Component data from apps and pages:
★ ★ ★ ★

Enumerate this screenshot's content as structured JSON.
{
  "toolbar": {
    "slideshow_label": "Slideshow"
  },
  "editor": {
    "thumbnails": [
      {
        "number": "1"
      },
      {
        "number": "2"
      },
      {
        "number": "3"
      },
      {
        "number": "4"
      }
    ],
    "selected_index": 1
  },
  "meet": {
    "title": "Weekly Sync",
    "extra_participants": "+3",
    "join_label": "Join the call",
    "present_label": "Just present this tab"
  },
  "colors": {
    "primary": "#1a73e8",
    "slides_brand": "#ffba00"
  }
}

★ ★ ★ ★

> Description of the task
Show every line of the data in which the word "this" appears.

> Reply
Enumerate this screenshot's content as structured JSON.
    "present_label": "Just present this tab"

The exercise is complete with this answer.